Content starts
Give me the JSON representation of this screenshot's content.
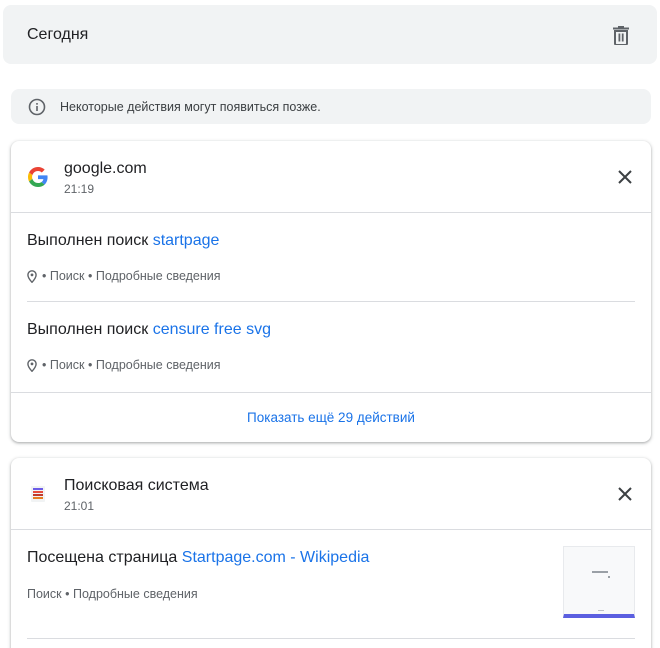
{
  "header": {
    "title": "Сегодня",
    "delete_icon": "trash-icon"
  },
  "notice": {
    "icon": "info-icon",
    "text": "Некоторые действия могут появиться позже."
  },
  "groups": [
    {
      "site": "google.com",
      "time": "21:19",
      "favicon": "google-logo-icon",
      "entries": [
        {
          "prefix": "Выполнен поиск",
          "link": "startpage",
          "meta_icon": "location-pin-icon",
          "meta_sep": "•",
          "meta_source": "Поиск",
          "meta_details": "Подробные сведения"
        },
        {
          "prefix": "Выполнен поиск",
          "link": "censure free svg",
          "meta_icon": "location-pin-icon",
          "meta_sep": "•",
          "meta_source": "Поиск",
          "meta_details": "Подробные сведения"
        }
      ],
      "show_more": "Показать ещё 29 действий"
    },
    {
      "site": "Поисковая система",
      "time": "21:01",
      "favicon": "startpage-logo-icon",
      "entries": [
        {
          "prefix": "Посещена страница",
          "link": "Startpage.com - Wikipedia",
          "meta_source": "Поиск",
          "meta_sep": "•",
          "meta_details": "Подробные сведения",
          "thumbnail": "page-thumbnail"
        }
      ]
    }
  ],
  "colors": {
    "link": "#1a73e8",
    "header_bg": "#f1f3f4",
    "muted_text": "#5f6368"
  }
}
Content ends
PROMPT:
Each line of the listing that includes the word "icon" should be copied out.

SOLUTION FOR THIS EXERCISE:
    "delete_icon": "trash-icon"
    "icon": "info-icon",
      "favicon": "google-logo-icon",
          "meta_icon": "location-pin-icon",
          "meta_icon": "location-pin-icon",
      "favicon": "startpage-logo-icon",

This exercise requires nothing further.